**INSTRUCTIONS FOR THE TASK**
Filter the entries for lines with the word "options".

[Items from an interface collection]
+ + + + + + +

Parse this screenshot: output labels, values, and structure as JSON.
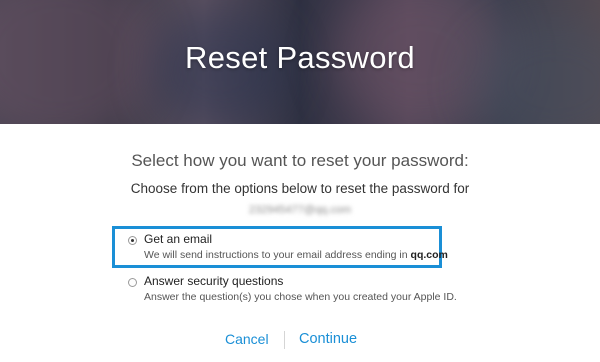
{
  "header": {
    "title": "Reset Password"
  },
  "main": {
    "subtitle": "Select how you want to reset your password:",
    "instruction": "Choose from the options below to reset the password for",
    "account_blurred": "232945477@qq.com",
    "options": [
      {
        "label": "Get an email",
        "description_prefix": "We will send instructions to your email address ending in",
        "description_domain": "qq.com",
        "selected": true
      },
      {
        "label": "Answer security questions",
        "description": "Answer the question(s) you chose when you created your Apple ID.",
        "selected": false
      }
    ]
  },
  "actions": {
    "cancel_label": "Cancel",
    "continue_label": "Continue"
  },
  "colors": {
    "accent": "#1a8fd6",
    "highlight_border": "#1a8fd6"
  }
}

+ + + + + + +

**RESPONSE AREA**
    "instruction": "Choose from the options below to reset the password for",
    "options": [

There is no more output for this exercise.